In Between Views
Urban Zellweger In Between Views 17.09.–24.10.2020
Opening: Thursday, 17.09., 10am – 9pm
Oskar Weiss and Oliver Falk are delighted to present Urban Zellweger In Between Views on the occasion of the Kunsttage Basel. This is Urban‘s second solo exhibition at the gallery – accompanied by the re-launch of his 2018 artist book Grass Glue, published by Hacienda Books.
In Between Views shows everyday and mundane objects. Recurring motifs such as chairs and curtains, trees and window facades, all emerge. The human body remains absent, even if one is permitted to look through its surroundings. The pictorial world seems to both tackle the view of, as well as the veiling of domestic space.
How much to reveal, how much to keep for oneself?
This inevitable question, which arises not least in every artistic production, Zellweger negotiates in distinctive ways, through the formal visual language and motifs used in his work:
Our visual access to facades is limited, since trees restrict the view. If we, nevertheless, catch a glimpse of the windows, the interiors remain unexposed in a persistently opaque cuboid. The curtains too, present in both the paintings and the exhibition space itself, are ordinarily used (in everyday life) for providing visual protection. What is notable however is that from a formal point of view, the individual motifs always remain recognizable. Drawing on the overall inviting images, it seems as though Zellweger wants the viewer to participate in the process of image production.
O O O O The painting In Between Views I opens up something worth protecting, something private in a completely different way:
In addition, a small thought experiment: Assuming that one thing about an artistic practice could be found in an individual aesthetic expression, one way to achieve this would be through abstraction. Directing the conventional form of an object into something particular, can mean creating one’s own shapes, colours and gestures, and occupying it with something personal. The result no longer refers to a visual reality, but to the intimate „translated“ representation of it. In the painting In Between Views I of the current exhibition, Zellweger reverses this play by starting off from the „abstracted personal“ and taking it as the figurative: While in a previous series at Weiss Falk he used a grid (which in that context served more as a structure than a surface), here, as a potential way out of the two-dimensional sphere, one gets the impression he goes even further – by questioning the structure itself. A „structure” builds up a precondition for any expression, or in other words: as we communicate through a symbolic system, every statement or figure is preceded by a (personal) translation. For In Between Views I Zellweger starts off by painting a spontaneous, uncontrolled and expressive subterranean skeleton that later flickers through the foreground. This skeleton can be seen as an analogy for something, we find in literary theory under the name „Genotext“, which is not reducible to the linguistic system; it remains invisible but is decisive for the latter emergence of a concrete text. So even though the grounding brushstrokes in this particular painting are not linear, Zellweger paints them as a structure, a very raw expression that forms a base for the latter figurative painting. Where thus is the moment or location of the private/personal/intimate? Is there not a fallacy here? Would not the personal lay in the translation or shall we say, the conversion forming the first spark into expression, be it figurative or abstract? All individual constitutions - with their very own imagination and desires - mark starting points for subsequent translation into something symbolic. Therewith opening an access to the personal in terms of taking more decisions in the process of translation towards the concrete, conventional, versus the raw, unfiltered. This allows us to ask what remains opaque, what becomes visible and if abstraction is really the key to the personal or if it may not be the other way around? Not least it should provoke us to question our (automated) viewing habits and openness towards something supposedly (un)familiar. O O O O

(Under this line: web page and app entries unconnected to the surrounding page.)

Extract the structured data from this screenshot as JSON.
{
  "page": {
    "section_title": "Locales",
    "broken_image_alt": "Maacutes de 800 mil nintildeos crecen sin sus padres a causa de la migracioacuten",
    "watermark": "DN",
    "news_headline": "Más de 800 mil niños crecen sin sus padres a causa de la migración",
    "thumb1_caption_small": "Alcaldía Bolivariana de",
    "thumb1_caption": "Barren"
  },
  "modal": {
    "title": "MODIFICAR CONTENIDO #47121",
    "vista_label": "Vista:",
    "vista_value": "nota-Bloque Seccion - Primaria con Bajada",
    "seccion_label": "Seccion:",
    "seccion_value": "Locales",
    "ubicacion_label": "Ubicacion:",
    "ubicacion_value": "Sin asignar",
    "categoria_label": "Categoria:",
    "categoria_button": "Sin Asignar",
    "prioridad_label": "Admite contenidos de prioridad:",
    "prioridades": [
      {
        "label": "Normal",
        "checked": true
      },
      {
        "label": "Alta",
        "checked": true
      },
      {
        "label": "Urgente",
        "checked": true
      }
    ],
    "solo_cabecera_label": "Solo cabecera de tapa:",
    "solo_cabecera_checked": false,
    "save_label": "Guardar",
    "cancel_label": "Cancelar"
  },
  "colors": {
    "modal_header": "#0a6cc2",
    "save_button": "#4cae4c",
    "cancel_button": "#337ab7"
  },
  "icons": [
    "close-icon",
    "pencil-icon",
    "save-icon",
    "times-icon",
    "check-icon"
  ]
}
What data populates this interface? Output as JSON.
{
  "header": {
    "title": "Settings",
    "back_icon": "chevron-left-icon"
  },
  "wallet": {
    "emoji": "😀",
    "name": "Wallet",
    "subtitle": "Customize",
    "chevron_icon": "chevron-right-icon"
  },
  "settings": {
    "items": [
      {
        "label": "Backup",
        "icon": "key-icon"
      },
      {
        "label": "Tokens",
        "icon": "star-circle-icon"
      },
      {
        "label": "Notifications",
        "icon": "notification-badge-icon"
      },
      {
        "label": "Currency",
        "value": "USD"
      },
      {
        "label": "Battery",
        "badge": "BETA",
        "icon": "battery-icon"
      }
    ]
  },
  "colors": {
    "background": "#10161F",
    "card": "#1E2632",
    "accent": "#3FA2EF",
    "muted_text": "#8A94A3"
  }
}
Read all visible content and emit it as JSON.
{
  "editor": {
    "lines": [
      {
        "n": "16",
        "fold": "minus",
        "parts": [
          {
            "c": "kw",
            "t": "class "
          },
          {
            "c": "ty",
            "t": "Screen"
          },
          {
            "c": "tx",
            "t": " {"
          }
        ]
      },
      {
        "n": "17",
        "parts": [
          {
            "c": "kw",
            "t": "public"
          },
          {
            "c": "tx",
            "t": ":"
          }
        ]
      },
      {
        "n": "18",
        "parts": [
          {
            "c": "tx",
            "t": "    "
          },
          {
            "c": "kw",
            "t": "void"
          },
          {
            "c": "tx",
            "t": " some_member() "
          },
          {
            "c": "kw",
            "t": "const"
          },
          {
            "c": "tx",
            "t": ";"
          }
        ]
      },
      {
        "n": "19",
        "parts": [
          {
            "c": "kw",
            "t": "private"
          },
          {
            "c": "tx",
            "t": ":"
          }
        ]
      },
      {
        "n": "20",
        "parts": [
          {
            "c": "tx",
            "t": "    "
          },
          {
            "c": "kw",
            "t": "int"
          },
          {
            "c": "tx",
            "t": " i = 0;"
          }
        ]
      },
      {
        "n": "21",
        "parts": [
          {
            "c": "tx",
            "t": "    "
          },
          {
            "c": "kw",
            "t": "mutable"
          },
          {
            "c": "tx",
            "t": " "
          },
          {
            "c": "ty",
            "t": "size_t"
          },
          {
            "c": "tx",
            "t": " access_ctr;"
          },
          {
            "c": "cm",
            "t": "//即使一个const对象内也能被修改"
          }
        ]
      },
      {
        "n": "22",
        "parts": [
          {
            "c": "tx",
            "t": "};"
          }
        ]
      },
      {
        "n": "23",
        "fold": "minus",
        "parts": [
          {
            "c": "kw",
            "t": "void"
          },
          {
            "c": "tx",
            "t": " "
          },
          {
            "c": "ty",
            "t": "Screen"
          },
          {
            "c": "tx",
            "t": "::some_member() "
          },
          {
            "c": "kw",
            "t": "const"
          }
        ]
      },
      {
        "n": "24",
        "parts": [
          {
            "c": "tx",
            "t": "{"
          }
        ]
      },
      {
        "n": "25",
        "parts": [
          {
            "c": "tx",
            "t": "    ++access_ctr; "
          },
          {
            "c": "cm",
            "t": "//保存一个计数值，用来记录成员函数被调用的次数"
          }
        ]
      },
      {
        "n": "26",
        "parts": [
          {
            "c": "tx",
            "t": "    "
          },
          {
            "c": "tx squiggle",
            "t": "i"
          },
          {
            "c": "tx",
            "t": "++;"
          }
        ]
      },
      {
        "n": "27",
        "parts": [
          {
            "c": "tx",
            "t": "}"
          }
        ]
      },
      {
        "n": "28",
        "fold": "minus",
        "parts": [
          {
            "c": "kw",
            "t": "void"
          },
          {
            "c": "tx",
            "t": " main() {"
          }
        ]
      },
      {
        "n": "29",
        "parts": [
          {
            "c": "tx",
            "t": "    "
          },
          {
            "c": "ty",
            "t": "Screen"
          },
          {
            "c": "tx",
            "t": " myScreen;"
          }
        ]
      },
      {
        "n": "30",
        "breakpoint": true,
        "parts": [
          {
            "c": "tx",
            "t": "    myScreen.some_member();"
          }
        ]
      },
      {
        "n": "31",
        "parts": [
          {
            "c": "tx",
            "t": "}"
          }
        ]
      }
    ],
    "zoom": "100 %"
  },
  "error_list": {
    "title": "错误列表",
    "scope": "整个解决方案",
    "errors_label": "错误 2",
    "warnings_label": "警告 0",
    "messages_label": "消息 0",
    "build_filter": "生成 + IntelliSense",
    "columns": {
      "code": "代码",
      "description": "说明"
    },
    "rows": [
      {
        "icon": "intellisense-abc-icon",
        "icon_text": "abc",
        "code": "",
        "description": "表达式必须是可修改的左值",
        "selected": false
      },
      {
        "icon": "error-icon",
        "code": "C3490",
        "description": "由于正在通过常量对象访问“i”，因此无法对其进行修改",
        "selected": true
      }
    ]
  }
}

The dancing chairs in When toes touch under the table bring to light an interest in questioning the abstract – and do so by means of the self-conception purposes of every day mundane objects assigned by humans, rather than by means of using an illegible idiosynchratic painterly language. This gives the pieces a necessary characteristic for collective negotiation.
That domestic sphere remains private becomes clear again in In the Dark, as we enter the only canvas showing interior space. Literally in the dark we may distinguish the contours of a painting on the wall. The expected individual artistic expression is missing; the canvas stays empty or maybe just open for our own imagination.
The pizzaboxes… yeah the pizzaboxes are a whole other topic…